Also on Tuesday, local media reported that at least seven refugees were arrested in the Moria camp, a closed facility, for arson, attempting to cause bodily injury, disruption of the peace and other violations.
The arrests came a day after residents of Lesbos went on strike against the presence of more than 8,500 asylum seekers on the island.
Spyros Galinos, the mayor of Lesbos, insisted that the island’s inhabitants have “struggled day and night for months on to shelter people who suffered from the consequences of war” throughout the last three years.
Around a million refugees passed through the island during that period, he added.
“Today though, we feel abandoned and forgotten by both the Greek government and the European Union, as both our community and the refugees are getting punished,” he told Al Jazeera on Wednesday.
“For months now, I kept appealing to both Athens and Brussels to take action as the refugee crisis is intensifying again.”
Galinos added: “Lesbos, an island of democracy, humanity, and culture, is slowly turning into an open-air detention camp, a large jail where refugees are living under abhorrent conditions, and our community is coming under unbearable pressure, risking falling prey to extremist and populist rhetoric.”

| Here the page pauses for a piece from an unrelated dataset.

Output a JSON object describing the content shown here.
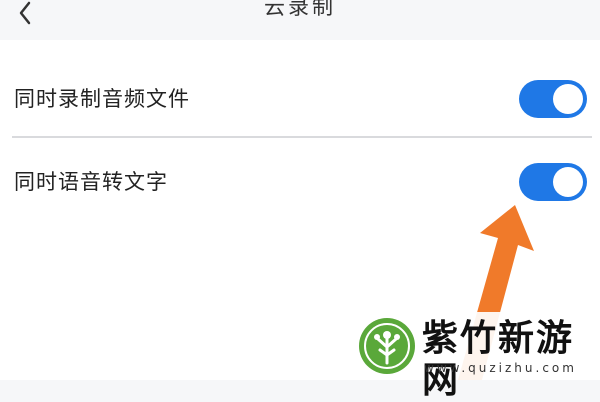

More than 25,000 refugees and migrants have crossed the Aegean Sea to Greek islands from Turkey so far this year, according to the United Nations’ refugee agency (UNHCR). Of that total, children make up more than 37 percent.
The majority of arrivals have fled war in Syria, Iraq and Afghanistan.
Cheshirkov, the UNHCR spokesman, explained that the humanitarian situation on the islands has rapidly declined amid increasing refugee arrivals.
On Lesbos, more than 6,000 people are crowded in the Moria camp, which was designed to hold less than 2,000.
“Right now, it is dangerous for children, families, and vulnerable people to stay in Moria. Conditions could still deteriorate if overcrowding persists and as colder weather sets in,” Cheshirkov told Al Jazeera by email.
In Vial, a camp on Chios, more than 2,000 people live in a space meant to hold 1,000, he added.
On Samos, more than 1,600 are crammed in a camp equipped for 700, according to Cheshirkov.
Speaking to the Greek daily Ekathimerini earlier this month, Migration Minister Yiannis Mouzalas defended the Greek government’s policy towards asylum seekers and the EU-Turkey deal.
“Despite the difficulties of [the deal], which has gray areas Europe must clarify, it is a useful agreement for Greece,” he said.
“Migration and refugee flows of this magnitude have to be dealt with, with agreements of this sort.”